Contributed by Sara Coelho
In a typical application of the veil piercing remedy, an equity holder is held liable for the debts of the corporate entity it owns and controls.  The tests courts use for determining when the remedy is available vary, but generally veil piercing may occur only where the equity holder has abused the corporate form, by using its control over an entity to commit a fraud or other injustice.  Accordingly, in the context of a corporate family, most people assume that veil-piercing may cause liabilities to travel up the corporate chain, with parents sometimes liable for actions they have caused their subsidiaries to take.  But when can a subsidiary business be liable for the actions of its owners?  And how can this even be fair since subsidiaries do not control parents? One court recently asked this question, and in so doing provided insights into how such a “reverse veil-piercing” claim might be possible under alter ego doctrine

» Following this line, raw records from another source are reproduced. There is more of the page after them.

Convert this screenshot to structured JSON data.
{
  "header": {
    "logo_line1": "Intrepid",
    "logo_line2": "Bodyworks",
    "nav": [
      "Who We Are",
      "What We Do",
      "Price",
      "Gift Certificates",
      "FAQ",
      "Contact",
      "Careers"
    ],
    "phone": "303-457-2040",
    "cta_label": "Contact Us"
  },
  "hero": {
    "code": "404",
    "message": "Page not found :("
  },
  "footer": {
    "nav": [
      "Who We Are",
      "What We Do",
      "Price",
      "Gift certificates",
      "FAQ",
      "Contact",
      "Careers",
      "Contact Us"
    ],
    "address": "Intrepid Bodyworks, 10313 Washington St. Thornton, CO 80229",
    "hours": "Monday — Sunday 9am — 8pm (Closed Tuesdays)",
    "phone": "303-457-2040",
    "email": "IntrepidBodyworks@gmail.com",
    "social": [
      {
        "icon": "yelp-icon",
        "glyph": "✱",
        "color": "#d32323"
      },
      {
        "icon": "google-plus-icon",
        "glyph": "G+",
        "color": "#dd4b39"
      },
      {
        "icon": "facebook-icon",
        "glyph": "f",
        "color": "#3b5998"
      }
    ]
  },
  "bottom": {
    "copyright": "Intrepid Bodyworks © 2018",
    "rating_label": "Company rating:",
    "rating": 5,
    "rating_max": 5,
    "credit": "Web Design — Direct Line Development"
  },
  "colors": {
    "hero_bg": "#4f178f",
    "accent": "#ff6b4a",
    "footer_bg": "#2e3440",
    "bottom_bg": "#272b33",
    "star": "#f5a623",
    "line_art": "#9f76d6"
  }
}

2004 was a bad year for George Badger.  After pleading guilty to multiple offenses in connection with the sale of securities, he entered into a consent judgment with the SEC under which he agreed to pay $19.2 million.  Badger paid only $6,548 under the settlement over eight years, and so the government pursued him a second time, seeking a declaration that certain entities were Badger’s alter egos and that Badger could be ordered to disgorge their assets pursuant to the settlement.  The putative alter egos included a corporation, an LLC, and a trust, and the government claimed they were controlled by Badger and used to fund personal investments and living expenses for Badger and his family.  The District Court granted summary judgment in favor of Badger, holding that Utah law did not recognize a reverse veil-piercing doctrine whereby an “alter ego” corporate entity could be held liable for the debts of its owner.
The Court of Appeals for the Tenth Circuit disagreed.  It found that there was no controlling Utah law on point and, therefore, asked how the state’s highest court would rule if presented with the question.  As a federal court, it could not itself make new state law precedent through its own rulings.  In the absence of a holding by the Utah Supreme Court on reverse-piercing claims, it had to consider what could be learned about that court’s likely rulings from that court’s declarations and holdings.
In a sprinkling of statements and decisions, the Circuit Court found indications that the Utah courts would recognize reverse-piercing as a variant of an alter ego claim, which is recognized under Utah law.  The Circuit Court found that Utah’s highest court “expressed sympathy for reverse piercing” when the Utah court said the doctrine “follows logically from the basic premise of the alter ego rule and appears consistent with our case law.”  It also cited decisions in the lower Utah courts using alter ego doctrine to hold corporate entities liable for debts of people who controlled them, and interpreted those decisions as examples of reverse piercing.  A list of factors in one of those decisions was cited by Utah’s highest court in a traditional veil-piercing case, without discussion of whether a reverse-piercing test applies in a traditional-piercing case.  The Circuit Court found this omission revealing.  It said that the failure to mention the point “makes sense if the issue is only whether two parties are alter egos, regardless of which is to be held liable for the other’s debts.”
The unusual posture of the Badger case provides insight into how at least one court views the relationship between alter ego and veil piercing.  Courts rarely discuss the relationship between these two doctrines, even though they apply similar tests and reasoning.  In Badger, however, faced with a limited body of precedent, and an inability to make new law through its own rulings, the court considered how these doctrines may inter-relate.  Its holding reveals that, applying alter ego principles, on the right fact pattern, a court might make the assets of a corporate entity available to satisfy the debts of its owner, implicitly sanctioning the concept of a “reverse veil-piercing” claim.
Sara Coelho is an Associate at Weil Gotshal & Manges, LLP in New York.